Branching out

Our friends, Shane and Georgie, have floated with us a time or two, and after those adventures, they decided to get kayaks for themselves and their kids (son 16, daughter about 13, and daughter about 6).  At church on Sunday, they surprised us by saying that they had had a fun family float the day before on. . . are you ready? . . . ROARK creek!

Now seriously, who’dda thunk?!?

Roark?  Really?  Has anybody every floated Roark?!?  Right through the middle of Branson?!? Well, Shane and Georgie have, and they said it was good.  They did this unheard-of thing on the day before our own fiasco in the deluge on Sunday afternoon, and they said the scraped a little, but not too bad.  Evidently, while Bull Creek is gravelly, Roark is rockier, with bigger rocks to steer around and some significant drops of a foot or more.  But Georgie, who hasn’t done a huge amount of floating, said it didn’t scare her, and I could see the gleam in Scott’s eye.  In fact, we discussed trying it ourselves – the two of us – that afternoon, but since God already had Ethan Moore ready to grill burgers in the rain on Bull Creek, it really wouldn’t have been right to expect him to move his whole deal to Roark on short notice.

I thought Shane told Scott they floated from Salem Road to the mouth at Taneycomo, but in looking at a Taney County map, I’m thinking I must’ve misunderstood; it must’ve been Sycamore Church Road.  He said the water was somewhat below the slab when they started, and it would have been a better float if it had been just a few inches over the slab.

Well, let me tell you that all it has done this whole week is rain and flood the creeks, so I’m sure it’s over the slab now!

This afternoon, Andrew and I were in town for an appointment, and I had told Scott we’d be home around 4:30.  At 4:24, he called me and asked when I’d be home, and I said in about six minutes.  When we got here at 4:28 – with Scott it’s always best to exceed expectations – he was out loading kayaks.  It seems that he and Shane had decided that they and their respective 16 year-old sons were going to leave in 15 minutes to float Roark.
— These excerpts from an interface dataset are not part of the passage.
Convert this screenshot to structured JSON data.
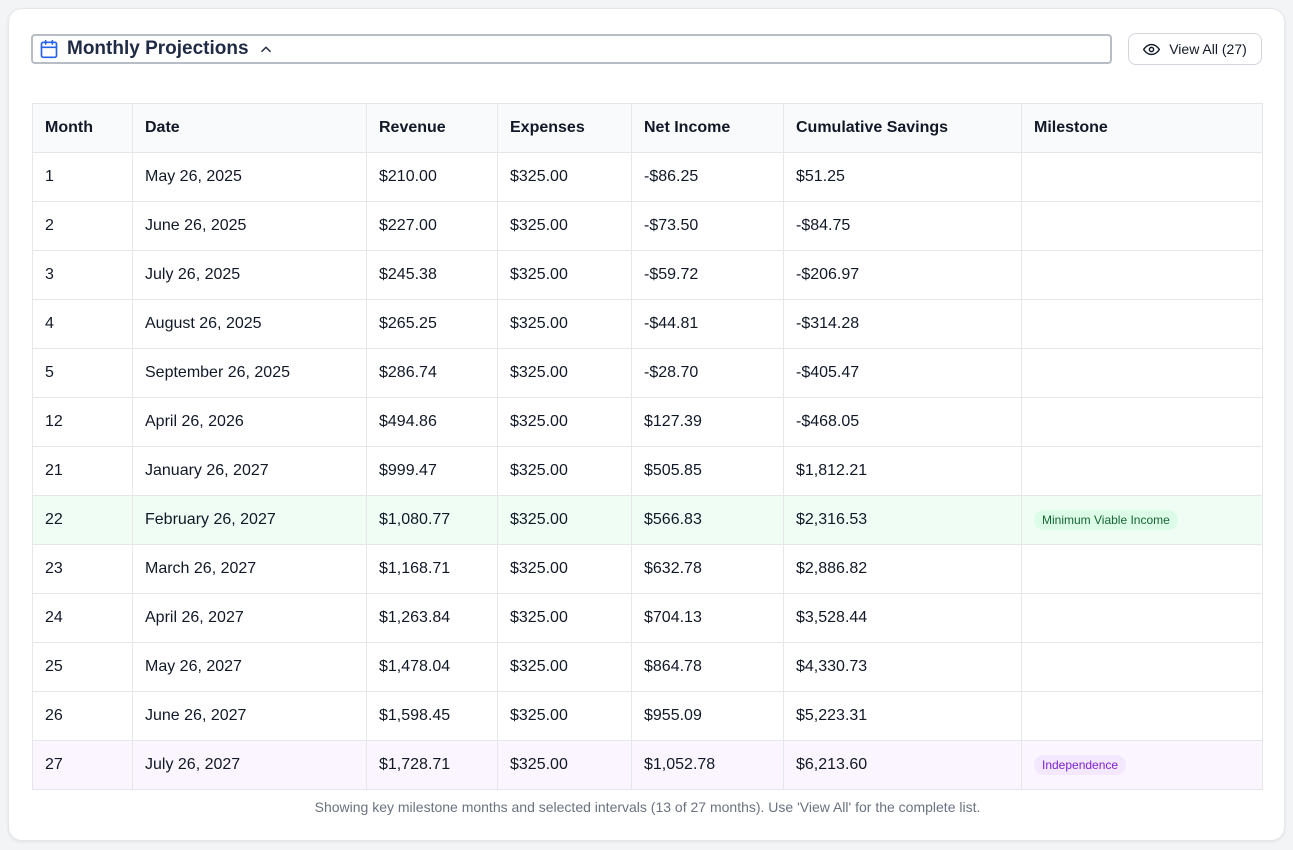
{
  "header": {
    "title": "Monthly Projections",
    "view_all_label": "View All (27)"
  },
  "colors": {
    "accent": "#2563eb",
    "milestone_green_bg": "#dcfce7",
    "milestone_green_text": "#166534",
    "milestone_purple_bg": "#f3e8ff",
    "milestone_purple_text": "#7e22ce"
  },
  "icons": {
    "title_icon": "calendar-icon",
    "toggle_icon": "chevron-up-icon",
    "view_all_icon": "eye-icon"
  },
  "table": {
    "columns": [
      "Month",
      "Date",
      "Revenue",
      "Expenses",
      "Net Income",
      "Cumulative Savings",
      "Milestone"
    ],
    "rows": [
      {
        "month": "1",
        "date": "May 26, 2025",
        "revenue": "$210.00",
        "expenses": "$325.00",
        "net": "-$86.25",
        "savings": "$51.25",
        "milestone": ""
      },
      {
        "month": "2",
        "date": "June 26, 2025",
        "revenue": "$227.00",
        "expenses": "$325.00",
        "net": "-$73.50",
        "savings": "-$84.75",
        "milestone": ""
      },
      {
        "month": "3",
        "date": "July 26, 2025",
        "revenue": "$245.38",
        "expenses": "$325.00",
        "net": "-$59.72",
        "savings": "-$206.97",
        "milestone": ""
      },
      {
        "month": "4",
        "date": "August 26, 2025",
        "revenue": "$265.25",
        "expenses": "$325.00",
        "net": "-$44.81",
        "savings": "-$314.28",
        "milestone": ""
      },
      {
        "month": "5",
        "date": "September 26, 2025",
        "revenue": "$286.74",
        "expenses": "$325.00",
        "net": "-$28.70",
        "savings": "-$405.47",
        "milestone": ""
      },
      {
        "month": "12",
        "date": "April 26, 2026",
        "revenue": "$494.86",
        "expenses": "$325.00",
        "net": "$127.39",
        "savings": "-$468.05",
        "milestone": ""
      },
      {
        "month": "21",
        "date": "January 26, 2027",
        "revenue": "$999.47",
        "expenses": "$325.00",
        "net": "$505.85",
        "savings": "$1,812.21",
        "milestone": ""
      },
      {
        "month": "22",
        "date": "February 26, 2027",
        "revenue": "$1,080.77",
        "expenses": "$325.00",
        "net": "$566.83",
        "savings": "$2,316.53",
        "milestone": "Minimum Viable Income"
      },
      {
        "month": "23",
        "date": "March 26, 2027",
        "revenue": "$1,168.71",
        "expenses": "$325.00",
        "net": "$632.78",
        "savings": "$2,886.82",
        "milestone": ""
      },
      {
        "month": "24",
        "date": "April 26, 2027",
        "revenue": "$1,263.84",
        "expenses": "$325.00",
        "net": "$704.13",
        "savings": "$3,528.44",
        "milestone": ""
      },
      {
        "month": "25",
        "date": "May 26, 2027",
        "revenue": "$1,478.04",
        "expenses": "$325.00",
        "net": "$864.78",
        "savings": "$4,330.73",
        "milestone": ""
      },
      {
        "month": "26",
        "date": "June 26, 2027",
        "revenue": "$1,598.45",
        "expenses": "$325.00",
        "net": "$955.09",
        "savings": "$5,223.31",
        "milestone": ""
      },
      {
        "month": "27",
        "date": "July 26, 2027",
        "revenue": "$1,728.71",
        "expenses": "$325.00",
        "net": "$1,052.78",
        "savings": "$6,213.60",
        "milestone": "Independence"
      }
    ]
  },
  "footer": {
    "note": "Showing key milestone months and selected intervals (13 of 27 months). Use 'View All' for the complete list."
  }
}
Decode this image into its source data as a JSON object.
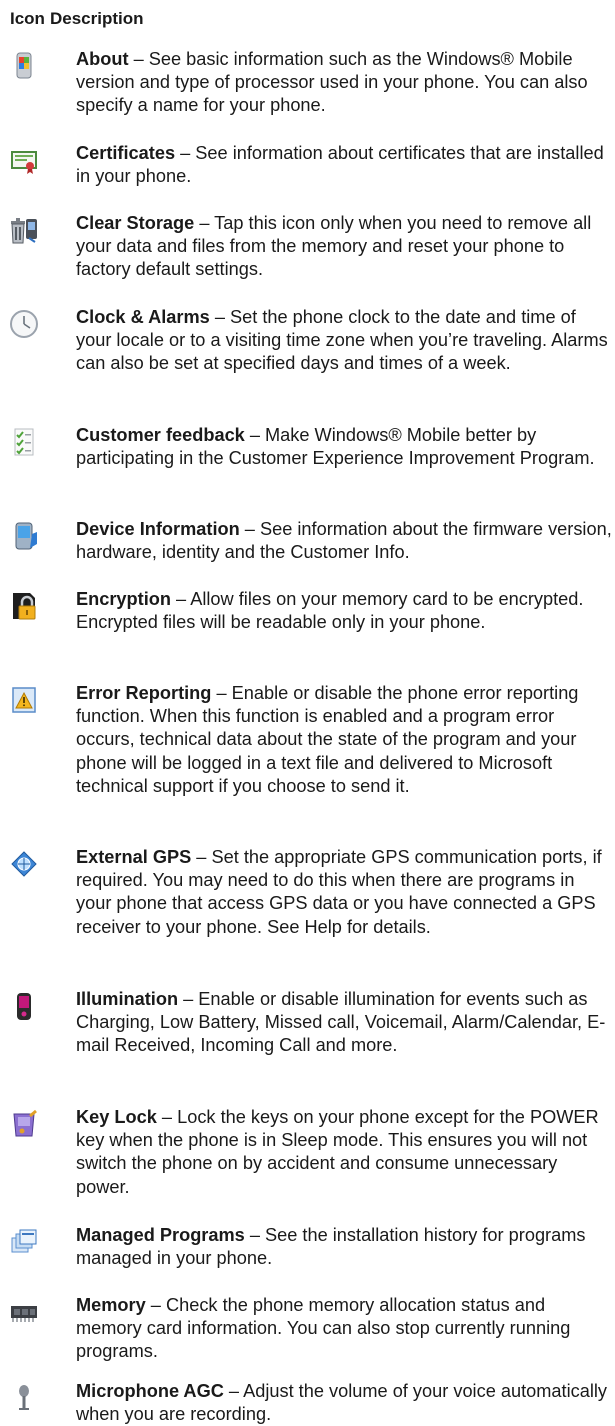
{
  "header": {
    "icon_col": "Icon",
    "desc_col": "Description"
  },
  "items": [
    {
      "icon": "about-icon",
      "term": "About",
      "desc": " – See basic information such as the Windows® Mobile version and type of processor used in your phone. You can also specify a name for your phone."
    },
    {
      "icon": "certificates-icon",
      "term": "Certificates",
      "desc": " – See information about certificates that are installed in your phone."
    },
    {
      "icon": "clear-storage-icon",
      "term": "Clear Storage",
      "desc": " – Tap this icon only when you need to remove all your data and files from the memory and reset your phone to factory default settings."
    },
    {
      "icon": "clock-icon",
      "term": "Clock & Alarms",
      "desc": " – Set the phone clock to the date and time of your locale or to a visiting time zone when you’re traveling. Alarms can also be set at specified days and times of a week."
    },
    {
      "icon": "customer-feedback-icon",
      "term": "Customer feedback",
      "desc": " – Make Windows® Mobile better by participating in the Customer Experience Improvement Program."
    },
    {
      "icon": "device-information-icon",
      "term": "Device Information",
      "desc": " – See information about the firmware version, hardware, identity and the Customer Info."
    },
    {
      "icon": "encryption-icon",
      "term": "Encryption",
      "desc": " – Allow files on your memory card to be encrypted. Encrypted files will be readable only in your phone."
    },
    {
      "icon": "error-reporting-icon",
      "term": "Error Reporting",
      "desc": " – Enable or disable the phone error reporting function. When this function is enabled and a program error occurs, technical data about the state of the program and your phone will be logged in a text file and delivered to Microsoft technical support if you choose to send it."
    },
    {
      "icon": "external-gps-icon",
      "term": "External GPS",
      "desc": " – Set the appropriate GPS communication ports, if required. You may need to do this when there are programs in your phone that access GPS data or you have connected a GPS receiver to your phone. See Help for details."
    },
    {
      "icon": "illumination-icon",
      "term": "Illumination",
      "desc": " – Enable or disable illumination for events such as Charging, Low Battery, Missed call, Voicemail, Alarm/Calendar, E-mail Received, Incoming Call and more."
    },
    {
      "icon": "key-lock-icon",
      "term": "Key Lock",
      "desc": " – Lock the keys on your phone except for the POWER key when the phone is in Sleep mode. This ensures you will not switch the phone on by accident and consume unnecessary power."
    },
    {
      "icon": "managed-programs-icon",
      "term": "Managed Programs",
      "desc": " – See the installation history for programs managed in your phone."
    },
    {
      "icon": "memory-icon",
      "term": "Memory",
      "desc": " – Check the phone memory allocation status and memory card information. You can also stop currently running programs."
    },
    {
      "icon": "microphone-icon",
      "term": "Microphone AGC",
      "desc": " – Adjust the volume of your voice automatically when you are recording."
    }
  ]
}
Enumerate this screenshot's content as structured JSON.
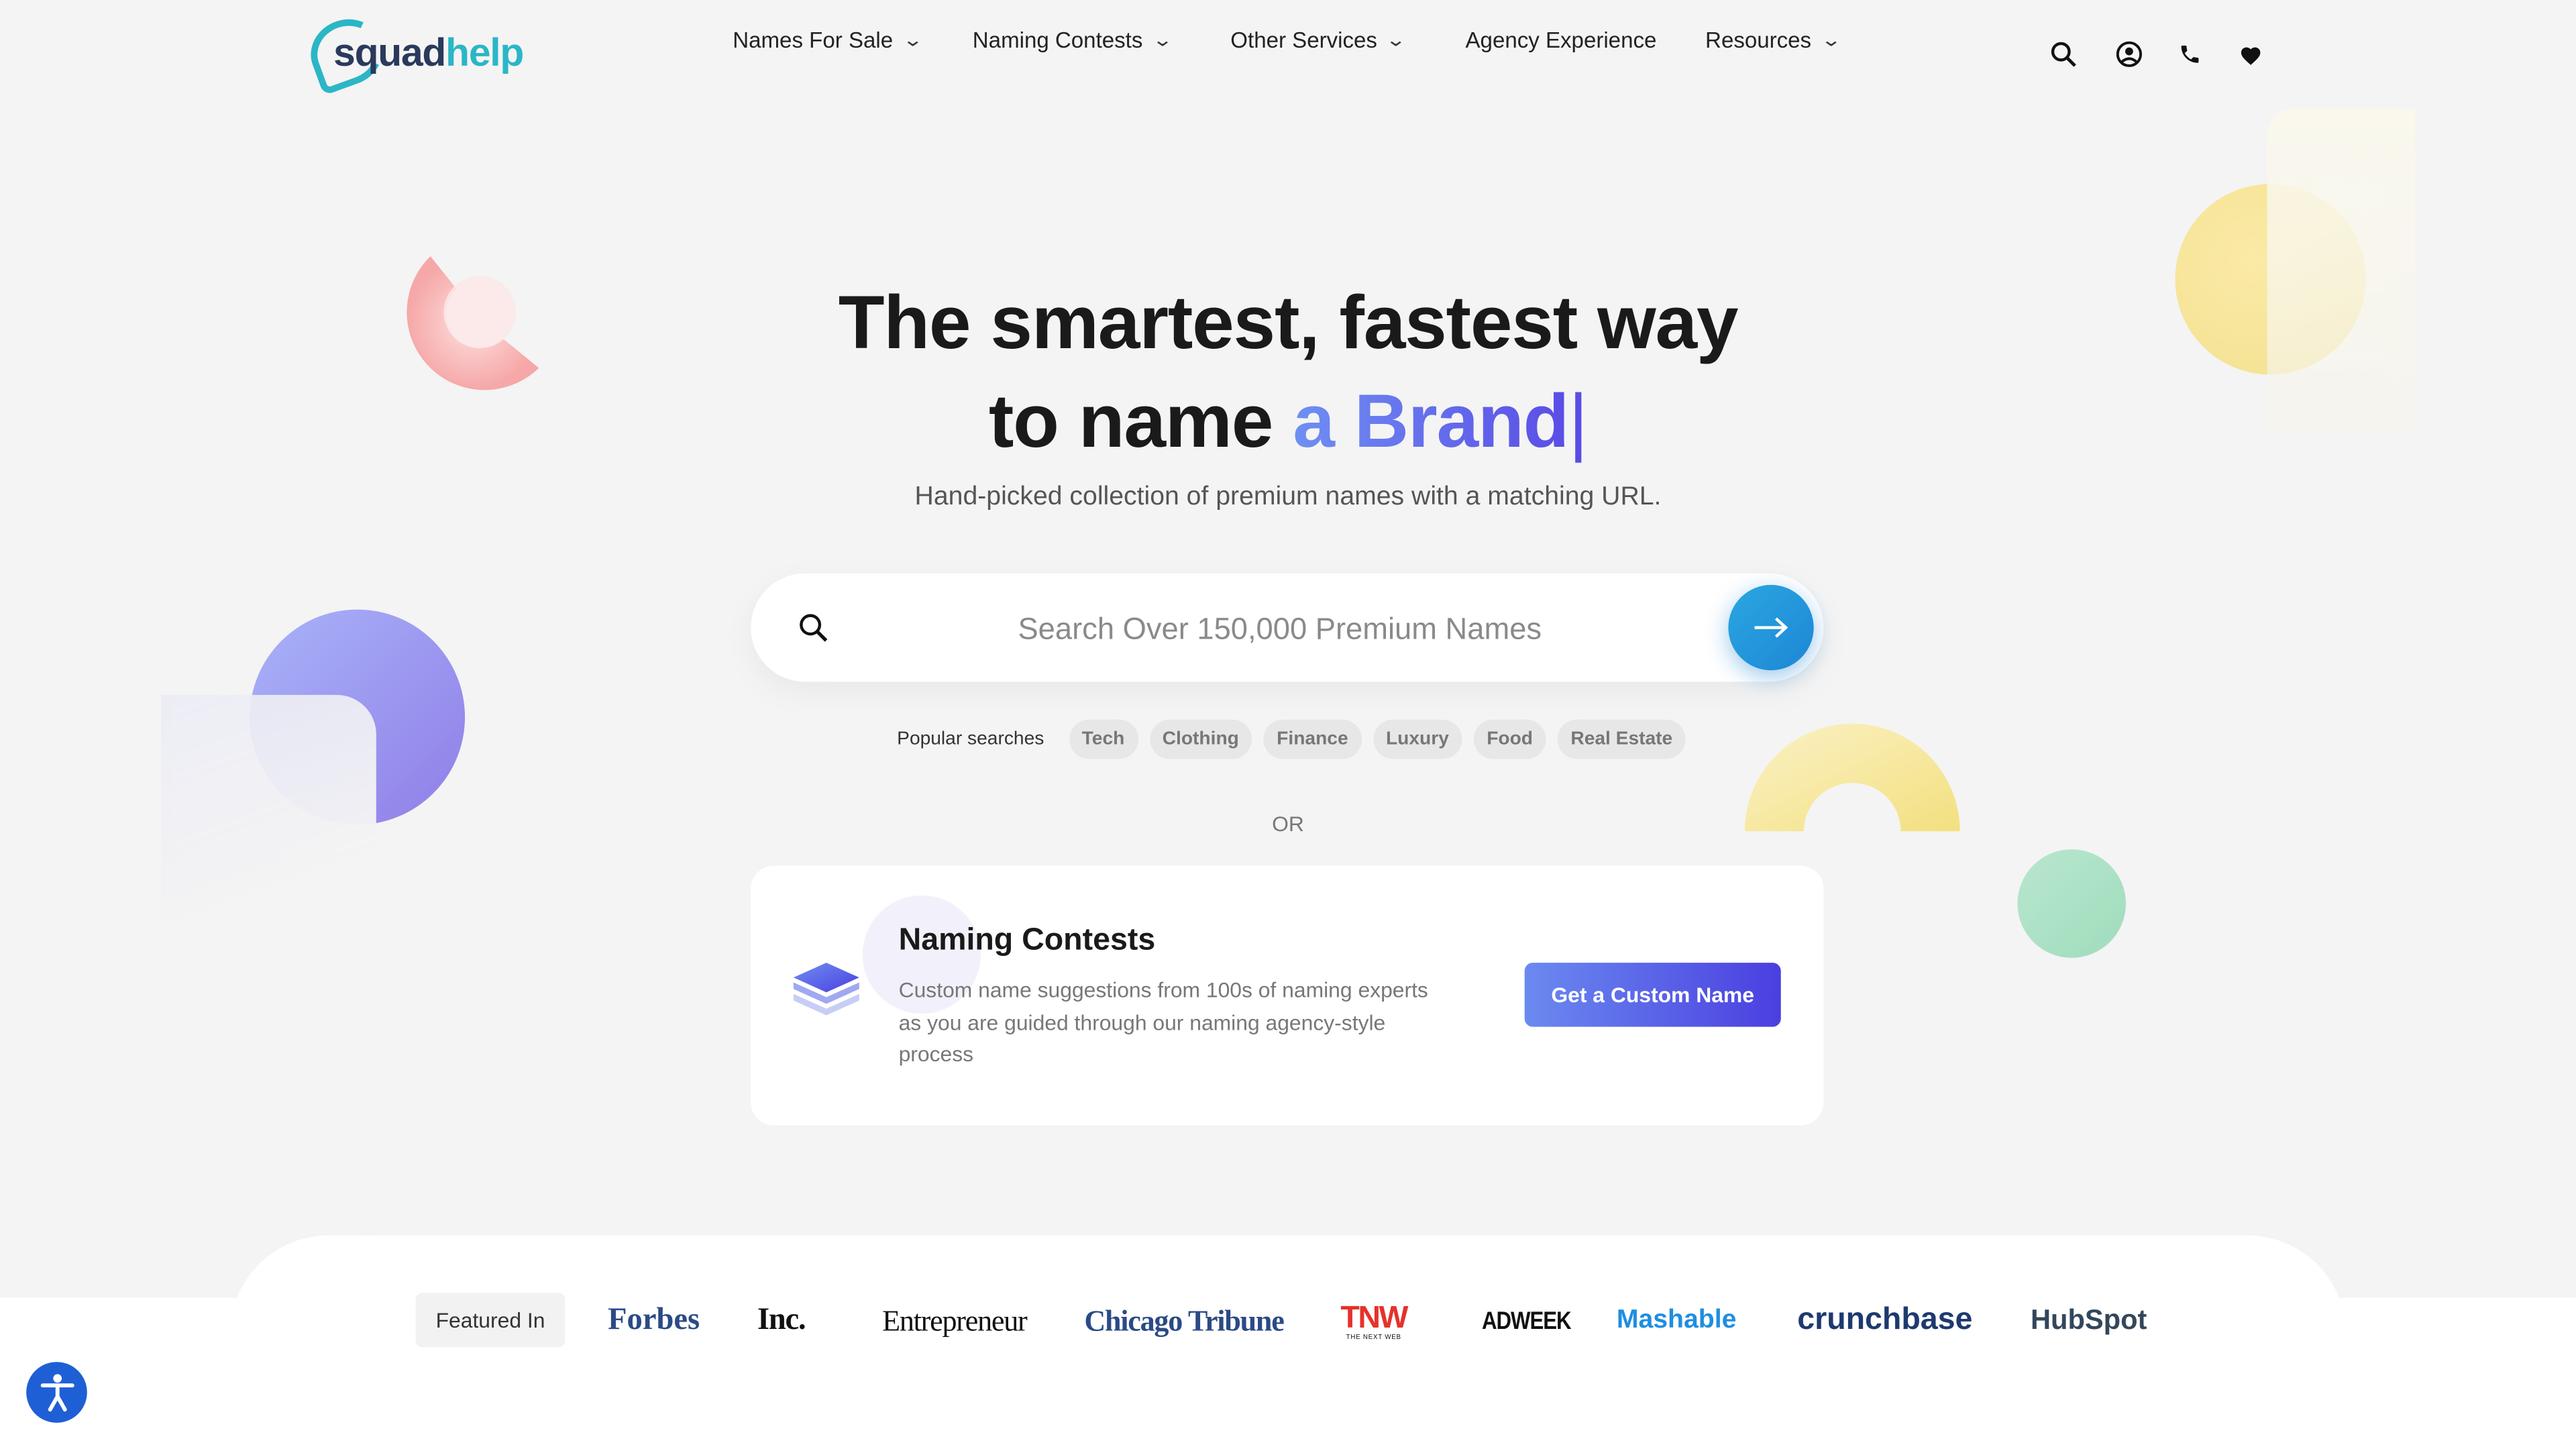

So they left at 5:00, and it’s now 7:30, and I’m expecting them back any minute.  They were going to float from that same slab to the basketball court area on the far side of the creek at Stockstill.  I’m sure they will have stories to tell!

Popping out

For the second year running, our little dogwood tree out front is “flowering!”  The bracts (which aren’t really the flowers, but which are the fun, showy parts) still look greeny-creamy, but in a few days, I am sure they will be whiter and even lovelier.  Andrew has now mowed twice, the first time being on Easter (4/5), and I am so enjoying the lovely lacy green of spring.  It’s my favorite season, and it comes around every year.  What a blessing!

Jeopardy question: What is 111?

Answer:  The number of ladybugs removed at one time from two windowsills in our kitchen.

And yes, they were all dead, which proves that Wal-Mart’s battery-powered bug-killing juice really does work!